Chip Lawson, a reader, recently sent me data from a kitchen counter keep-hot test he’d done on three airpots plus his Thermos Nissan bottle (that bottle was my top performer in similar tests of three bottles).
He tested a “cheap plastic” airpot, a “cheap stainless” airpot and a new Update International 1.9 Liter Airpot that he had just bought on Amazon. The Update International, pictured at right, has a stainless exterior and glass-lined vacuum insulation and it really outperformed the others. Starting with boiling water in each, Chip checked the water temperature periodically.
After 5 and a half hours, the water in the Update International Airpot was still 178° F.; a few minutes later, the water in the “cheap stainless” airpot was 149° F. while that in the “cheap plastic” airpot was 138° F.
After 24 hours, the difference was even more remarkable, with the water in the UI Airpot being 136° F., that in the cheap stainless pot 104° F. and the cheap plastic being just above room temp at 81° F.
When Chip tested the UI Airpot against his Thermos Nissan bottle (a standard screw top, not a spigot), they were very comparable. My conclusion is that a good airpot will keep drinks hot or cold just as well as a good bottle. Deciding between them should be based on convenience and personal preference, not that one will work better than the other.

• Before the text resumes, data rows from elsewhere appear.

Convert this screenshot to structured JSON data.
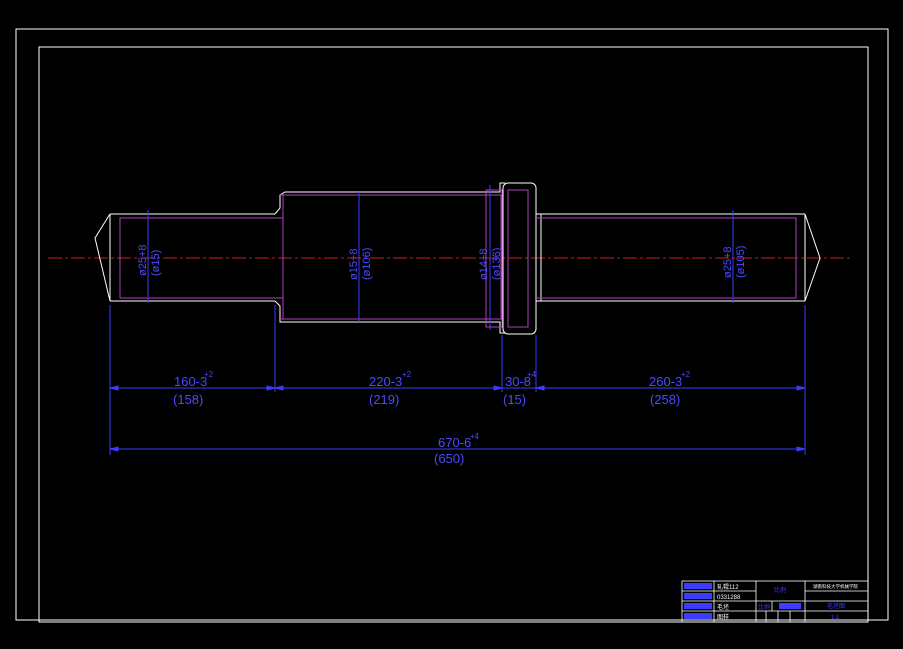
{
  "colors": {
    "background": "#000000",
    "frame": "#ffffff",
    "outline": "#ffffff",
    "hidden_lines": "#b040c0",
    "centerline": "#c82020",
    "dimension": "#3c3cff",
    "title_block_text": "#ffffff"
  },
  "dimensions": {
    "dia_left": "ø25+8",
    "dia_left_ref": "(ø15)",
    "dia_mid": "ø15+8",
    "dia_mid_ref": "(ø106)",
    "dia_flange": "ø14+8",
    "dia_flange_ref": "(ø136)",
    "dia_right": "ø25+8",
    "dia_right_ref": "(ø105)",
    "len1": "160-3",
    "len1_tol": "+2",
    "len1_ref": "(158)",
    "len2": "220-3",
    "len2_tol": "+2",
    "len2_ref": "(219)",
    "len3": "30-8",
    "len3_tol": "+4",
    "len3_ref": "(15)",
    "len4": "260-3",
    "len4_tol": "+2",
    "len4_ref": "(258)",
    "total": "670-6",
    "total_tol": "+4",
    "total_ref": "(650)"
  },
  "title_block": {
    "r1c1": "",
    "r1c2": "轧辊112",
    "r2c2": "0331288",
    "r3c2": "毛坯",
    "r4c2": "图样",
    "mid_top": "比例",
    "mid_label": "比例",
    "right_top": "湖南科技大学机械学院",
    "right_mid": "毛坯图",
    "right_bot": "1:1"
  }
}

In researching this article, I learned that there are many “glass-lined” or “stainless-lined” airpots out there that look virtually identical to those with a vacuum liner. However, I’d be leery of buying one that didn’t state it was a vacuum liner, as only the vacuum liners are going to keep drinks hot or cold as long as most boaters want (if you’re in a particularly hot or cold climate, a top-quality airpot is even more critical). Many restaurants go through coffee quickly enough that they only care that it’ll stay warm for an hour or two and hence don’t want to pay the extra for a vacuum lined airpot.
Based on Chip’s tests and additional research, here are my choices (in addition to the slightly smaller one above):
- Update International 2.5 Liter Lever Top Airpot — on Amazon (about $10 cheaper with a button pump)
- Zojirushi 1-Gallon (4 liter) Lever Top Airpot — on Amazon, has a stainless vacuum liner (one review talks about glass lined, but all but one say it’s all-stainless in the questions and in specs on other sites it says stainless lined) — perfect if you want a larger airpot!
NOTE that the Update International Sup-R-Air line have stainless liners but are not vacuum insulated and hence I do NOT recommend them.
Airpot Bottle Brush — if you use your airpot for anything other than water, you’re going to want to scrub it out. Standard bottle brushes aren’t long enough, but some enterprising person came up with an airpot brush that works really well. Also see my article on Cleaning a Thermos.